Data records:
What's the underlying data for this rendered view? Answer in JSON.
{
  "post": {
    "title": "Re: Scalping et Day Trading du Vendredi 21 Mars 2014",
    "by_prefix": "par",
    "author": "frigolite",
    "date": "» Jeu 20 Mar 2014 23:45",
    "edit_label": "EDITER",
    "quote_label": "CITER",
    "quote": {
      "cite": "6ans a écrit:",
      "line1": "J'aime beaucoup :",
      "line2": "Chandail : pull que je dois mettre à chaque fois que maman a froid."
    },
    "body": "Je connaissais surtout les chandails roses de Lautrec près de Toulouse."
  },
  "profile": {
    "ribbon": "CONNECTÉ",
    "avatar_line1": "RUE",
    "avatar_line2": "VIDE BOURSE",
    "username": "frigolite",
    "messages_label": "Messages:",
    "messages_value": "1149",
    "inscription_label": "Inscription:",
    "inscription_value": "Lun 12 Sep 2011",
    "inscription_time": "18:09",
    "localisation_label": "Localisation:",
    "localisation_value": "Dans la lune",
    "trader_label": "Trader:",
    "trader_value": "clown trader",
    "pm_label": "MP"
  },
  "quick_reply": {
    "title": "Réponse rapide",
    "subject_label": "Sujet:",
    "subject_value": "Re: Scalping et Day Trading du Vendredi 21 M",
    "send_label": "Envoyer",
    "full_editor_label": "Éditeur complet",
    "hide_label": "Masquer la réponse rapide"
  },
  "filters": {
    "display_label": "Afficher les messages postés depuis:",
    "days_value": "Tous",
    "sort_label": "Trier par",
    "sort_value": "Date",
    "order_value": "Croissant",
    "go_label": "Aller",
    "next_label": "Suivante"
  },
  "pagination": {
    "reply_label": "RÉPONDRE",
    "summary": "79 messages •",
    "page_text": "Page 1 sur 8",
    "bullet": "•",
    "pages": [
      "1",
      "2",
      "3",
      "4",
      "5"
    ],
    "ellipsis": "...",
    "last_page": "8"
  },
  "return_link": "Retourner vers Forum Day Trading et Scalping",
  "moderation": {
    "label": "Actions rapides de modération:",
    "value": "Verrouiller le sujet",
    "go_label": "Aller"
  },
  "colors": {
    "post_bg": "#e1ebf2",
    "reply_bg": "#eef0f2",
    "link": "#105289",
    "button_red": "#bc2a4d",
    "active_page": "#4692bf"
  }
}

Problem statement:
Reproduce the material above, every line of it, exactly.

Task answer:
What's the underlying data for this rendered view? Answer in JSON.
{
  "post": {
    "title": "Re: Scalping et Day Trading du Vendredi 21 Mars 2014",
    "by_prefix": "par",
    "author": "frigolite",
    "date": "» Jeu 20 Mar 2014 23:45",
    "edit_label": "EDITER",
    "quote_label": "CITER",
    "quote": {
      "cite": "6ans a écrit:",
      "line1": "J'aime beaucoup :",
      "line2": "Chandail : pull que je dois mettre à chaque fois que maman a froid."
    },
    "body": "Je connaissais surtout les chandails roses de Lautrec près de Toulouse."
  },
  "profile": {
    "ribbon": "CONNECTÉ",
    "avatar_line1": "RUE",
    "avatar_line2": "VIDE BOURSE",
    "username": "frigolite",
    "messages_label": "Messages:",
    "messages_value": "1149",
    "inscription_label": "Inscription:",
    "inscription_value": "Lun 12 Sep 2011",
    "inscription_time": "18:09",
    "localisation_label": "Localisation:",
    "localisation_value": "Dans la lune",
    "trader_label": "Trader:",
    "trader_value": "clown trader",
    "pm_label": "MP"
  },
  "quick_reply": {
    "title": "Réponse rapide",
    "subject_label": "Sujet:",
    "subject_value": "Re: Scalping et Day Trading du Vendredi 21 M",
    "send_label": "Envoyer",
    "full_editor_label": "Éditeur complet",
    "hide_label": "Masquer la réponse rapide"
  },
  "filters": {
    "display_label": "Afficher les messages postés depuis:",
    "days_value": "Tous",
    "sort_label": "Trier par",
    "sort_value": "Date",
    "order_value": "Croissant",
    "go_label": "Aller",
    "next_label": "Suivante"
  },
  "pagination": {
    "reply_label": "RÉPONDRE",
    "summary": "79 messages •",
    "page_text": "Page 1 sur 8",
    "bullet": "•",
    "pages": [
      "1",
      "2",
      "3",
      "4",
      "5"
    ],
    "ellipsis": "...",
    "last_page": "8"
  },
  "return_link": "Retourner vers Forum Day Trading et Scalping",
  "moderation": {
    "label": "Actions rapides de modération:",
    "value": "Verrouiller le sujet",
    "go_label": "Aller"
  },
  "colors": {
    "post_bg": "#e1ebf2",
    "reply_bg": "#eef0f2",
    "link": "#105289",
    "button_red": "#bc2a4d",
    "active_page": "#4692bf"
  }
}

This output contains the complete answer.